◆ TASK INSTRUCTIONS
Each entry is to be printed again word for word.

◆ AVAILABLE RECORDS
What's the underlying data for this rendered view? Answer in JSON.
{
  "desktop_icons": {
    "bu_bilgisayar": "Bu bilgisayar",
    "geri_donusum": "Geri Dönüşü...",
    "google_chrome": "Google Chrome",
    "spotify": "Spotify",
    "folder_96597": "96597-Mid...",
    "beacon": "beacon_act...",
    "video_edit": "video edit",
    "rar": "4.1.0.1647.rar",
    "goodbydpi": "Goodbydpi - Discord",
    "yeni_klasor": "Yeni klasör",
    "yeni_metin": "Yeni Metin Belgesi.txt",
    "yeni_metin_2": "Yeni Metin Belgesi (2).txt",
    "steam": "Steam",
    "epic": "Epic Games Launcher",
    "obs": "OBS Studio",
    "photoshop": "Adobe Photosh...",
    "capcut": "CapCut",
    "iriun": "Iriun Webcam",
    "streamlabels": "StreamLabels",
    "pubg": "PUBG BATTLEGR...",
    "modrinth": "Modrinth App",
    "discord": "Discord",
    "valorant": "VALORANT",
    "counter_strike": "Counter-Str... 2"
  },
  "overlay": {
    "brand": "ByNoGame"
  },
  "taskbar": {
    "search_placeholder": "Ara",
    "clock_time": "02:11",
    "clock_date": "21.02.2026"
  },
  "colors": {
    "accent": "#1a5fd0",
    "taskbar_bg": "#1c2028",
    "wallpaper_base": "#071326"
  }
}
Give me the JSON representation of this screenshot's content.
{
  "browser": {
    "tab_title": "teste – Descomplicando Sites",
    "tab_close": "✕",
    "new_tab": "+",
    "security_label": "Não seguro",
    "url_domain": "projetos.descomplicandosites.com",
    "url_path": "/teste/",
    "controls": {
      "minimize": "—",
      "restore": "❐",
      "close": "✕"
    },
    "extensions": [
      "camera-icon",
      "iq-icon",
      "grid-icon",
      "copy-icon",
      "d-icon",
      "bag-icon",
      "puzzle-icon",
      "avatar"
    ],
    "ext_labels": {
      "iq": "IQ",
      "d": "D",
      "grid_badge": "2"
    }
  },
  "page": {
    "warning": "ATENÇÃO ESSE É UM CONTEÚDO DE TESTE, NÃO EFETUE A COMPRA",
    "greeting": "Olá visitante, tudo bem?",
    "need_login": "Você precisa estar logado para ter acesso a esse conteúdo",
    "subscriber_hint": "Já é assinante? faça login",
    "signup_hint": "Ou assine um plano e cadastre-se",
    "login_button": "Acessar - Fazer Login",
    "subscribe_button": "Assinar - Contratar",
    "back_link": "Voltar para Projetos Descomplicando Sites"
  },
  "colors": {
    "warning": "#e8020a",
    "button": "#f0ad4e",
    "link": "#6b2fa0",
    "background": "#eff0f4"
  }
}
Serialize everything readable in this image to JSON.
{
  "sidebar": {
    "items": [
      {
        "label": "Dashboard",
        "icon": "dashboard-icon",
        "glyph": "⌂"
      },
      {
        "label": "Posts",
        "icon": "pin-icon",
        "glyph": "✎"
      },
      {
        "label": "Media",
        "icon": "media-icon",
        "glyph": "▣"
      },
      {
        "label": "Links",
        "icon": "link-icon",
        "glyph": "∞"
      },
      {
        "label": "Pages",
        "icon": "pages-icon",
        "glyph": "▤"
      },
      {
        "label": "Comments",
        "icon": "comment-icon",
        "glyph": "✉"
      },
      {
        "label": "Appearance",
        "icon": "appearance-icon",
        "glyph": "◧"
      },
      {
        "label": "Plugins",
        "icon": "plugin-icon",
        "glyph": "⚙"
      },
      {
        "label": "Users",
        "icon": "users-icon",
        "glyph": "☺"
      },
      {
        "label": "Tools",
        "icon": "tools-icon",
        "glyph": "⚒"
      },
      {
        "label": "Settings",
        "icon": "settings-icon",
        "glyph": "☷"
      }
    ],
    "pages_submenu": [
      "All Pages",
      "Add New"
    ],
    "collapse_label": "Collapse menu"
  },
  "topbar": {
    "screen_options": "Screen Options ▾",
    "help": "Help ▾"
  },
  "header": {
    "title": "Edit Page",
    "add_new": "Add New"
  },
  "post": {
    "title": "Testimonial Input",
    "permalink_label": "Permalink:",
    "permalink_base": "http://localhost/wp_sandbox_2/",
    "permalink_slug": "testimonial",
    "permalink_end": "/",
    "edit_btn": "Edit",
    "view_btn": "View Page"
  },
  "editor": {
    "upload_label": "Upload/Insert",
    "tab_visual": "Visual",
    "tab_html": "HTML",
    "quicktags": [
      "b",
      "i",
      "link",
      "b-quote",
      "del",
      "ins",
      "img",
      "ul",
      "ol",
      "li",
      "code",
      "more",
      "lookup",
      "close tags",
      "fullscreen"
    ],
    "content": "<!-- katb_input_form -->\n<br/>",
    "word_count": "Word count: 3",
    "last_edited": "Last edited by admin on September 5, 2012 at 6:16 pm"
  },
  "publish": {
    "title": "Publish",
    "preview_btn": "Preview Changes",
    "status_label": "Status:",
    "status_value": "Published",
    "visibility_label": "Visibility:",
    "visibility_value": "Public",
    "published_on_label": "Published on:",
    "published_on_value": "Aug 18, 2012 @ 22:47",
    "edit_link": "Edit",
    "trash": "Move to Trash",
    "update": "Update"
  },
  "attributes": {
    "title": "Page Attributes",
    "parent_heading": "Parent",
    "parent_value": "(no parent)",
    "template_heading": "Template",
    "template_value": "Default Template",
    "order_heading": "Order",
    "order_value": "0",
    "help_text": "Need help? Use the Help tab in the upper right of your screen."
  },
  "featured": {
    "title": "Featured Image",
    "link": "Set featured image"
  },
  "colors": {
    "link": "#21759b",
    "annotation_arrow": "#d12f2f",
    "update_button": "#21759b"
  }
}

◆ TASK RESPONSE
What's the underlying data for this rendered view? Answer in JSON.
{
  "desktop_icons": {
    "bu_bilgisayar": "Bu bilgisayar",
    "geri_donusum": "Geri Dönüşü...",
    "google_chrome": "Google Chrome",
    "spotify": "Spotify",
    "folder_96597": "96597-Mid...",
    "beacon": "beacon_act...",
    "video_edit": "video edit",
    "rar": "4.1.0.1647.rar",
    "goodbydpi": "Goodbydpi - Discord",
    "yeni_klasor": "Yeni klasör",
    "yeni_metin": "Yeni Metin Belgesi.txt",
    "yeni_metin_2": "Yeni Metin Belgesi (2).txt",
    "steam": "Steam",
    "epic": "Epic Games Launcher",
    "obs": "OBS Studio",
    "photoshop": "Adobe Photosh...",
    "capcut": "CapCut",
    "iriun": "Iriun Webcam",
    "streamlabels": "StreamLabels",
    "pubg": "PUBG BATTLEGR...",
    "modrinth": "Modrinth App",
    "discord": "Discord",
    "valorant": "VALORANT",
    "counter_strike": "Counter-Str... 2"
  },
  "overlay": {
    "brand": "ByNoGame"
  },
  "taskbar": {
    "search_placeholder": "Ara",
    "clock_time": "02:11",
    "clock_date": "21.02.2026"
  },
  "colors": {
    "accent": "#1a5fd0",
    "taskbar_bg": "#1c2028",
    "wallpaper_base": "#071326"
  }
}
Give me the JSON representation of this screenshot's content.
{
  "browser": {
    "tab_title": "teste – Descomplicando Sites",
    "tab_close": "✕",
    "new_tab": "+",
    "security_label": "Não seguro",
    "url_domain": "projetos.descomplicandosites.com",
    "url_path": "/teste/",
    "controls": {
      "minimize": "—",
      "restore": "❐",
      "close": "✕"
    },
    "extensions": [
      "camera-icon",
      "iq-icon",
      "grid-icon",
      "copy-icon",
      "d-icon",
      "bag-icon",
      "puzzle-icon",
      "avatar"
    ],
    "ext_labels": {
      "iq": "IQ",
      "d": "D",
      "grid_badge": "2"
    }
  },
  "page": {
    "warning": "ATENÇÃO ESSE É UM CONTEÚDO DE TESTE, NÃO EFETUE A COMPRA",
    "greeting": "Olá visitante, tudo bem?",
    "need_login": "Você precisa estar logado para ter acesso a esse conteúdo",
    "subscriber_hint": "Já é assinante? faça login",
    "signup_hint": "Ou assine um plano e cadastre-se",
    "login_button": "Acessar - Fazer Login",
    "subscribe_button": "Assinar - Contratar",
    "back_link": "Voltar para Projetos Descomplicando Sites"
  },
  "colors": {
    "warning": "#e8020a",
    "button": "#f0ad4e",
    "link": "#6b2fa0",
    "background": "#eff0f4"
  }
}
Serialize everything readable in this image to JSON.
{
  "sidebar": {
    "items": [
      {
        "label": "Dashboard",
        "icon": "dashboard-icon",
        "glyph": "⌂"
      },
      {
        "label": "Posts",
        "icon": "pin-icon",
        "glyph": "✎"
      },
      {
        "label": "Media",
        "icon": "media-icon",
        "glyph": "▣"
      },
      {
        "label": "Links",
        "icon": "link-icon",
        "glyph": "∞"
      },
      {
        "label": "Pages",
        "icon": "pages-icon",
        "glyph": "▤"
      },
      {
        "label": "Comments",
        "icon": "comment-icon",
        "glyph": "✉"
      },
      {
        "label": "Appearance",
        "icon": "appearance-icon",
        "glyph": "◧"
      },
      {
        "label": "Plugins",
        "icon": "plugin-icon",
        "glyph": "⚙"
      },
      {
        "label": "Users",
        "icon": "users-icon",
        "glyph": "☺"
      },
      {
        "label": "Tools",
        "icon": "tools-icon",
        "glyph": "⚒"
      },
      {
        "label": "Settings",
        "icon": "settings-icon",
        "glyph": "☷"
      }
    ],
    "pages_submenu": [
      "All Pages",
      "Add New"
    ],
    "collapse_label": "Collapse menu"
  },
  "topbar": {
    "screen_options": "Screen Options ▾",
    "help": "Help ▾"
  },
  "header": {
    "title": "Edit Page",
    "add_new": "Add New"
  },
  "post": {
    "title": "Testimonial Input",
    "permalink_label": "Permalink:",
    "permalink_base": "http://localhost/wp_sandbox_2/",
    "permalink_slug": "testimonial",
    "permalink_end": "/",
    "edit_btn": "Edit",
    "view_btn": "View Page"
  },
  "editor": {
    "upload_label": "Upload/Insert",
    "tab_visual": "Visual",
    "tab_html": "HTML",
    "quicktags": [
      "b",
      "i",
      "link",
      "b-quote",
      "del",
      "ins",
      "img",
      "ul",
      "ol",
      "li",
      "code",
      "more",
      "lookup",
      "close tags",
      "fullscreen"
    ],
    "content": "<!-- katb_input_form -->\n<br/>",
    "word_count": "Word count: 3",
    "last_edited": "Last edited by admin on September 5, 2012 at 6:16 pm"
  },
  "publish": {
    "title": "Publish",
    "preview_btn": "Preview Changes",
    "status_label": "Status:",
    "status_value": "Published",
    "visibility_label": "Visibility:",
    "visibility_value": "Public",
    "published_on_label": "Published on:",
    "published_on_value": "Aug 18, 2012 @ 22:47",
    "edit_link": "Edit",
    "trash": "Move to Trash",
    "update": "Update"
  },
  "attributes": {
    "title": "Page Attributes",
    "parent_heading": "Parent",
    "parent_value": "(no parent)",
    "template_heading": "Template",
    "template_value": "Default Template",
    "order_heading": "Order",
    "order_value": "0",
    "help_text": "Need help? Use the Help tab in the upper right of your screen."
  },
  "featured": {
    "title": "Featured Image",
    "link": "Set featured image"
  },
  "colors": {
    "link": "#21759b",
    "annotation_arrow": "#d12f2f",
    "update_button": "#21759b"
  }
}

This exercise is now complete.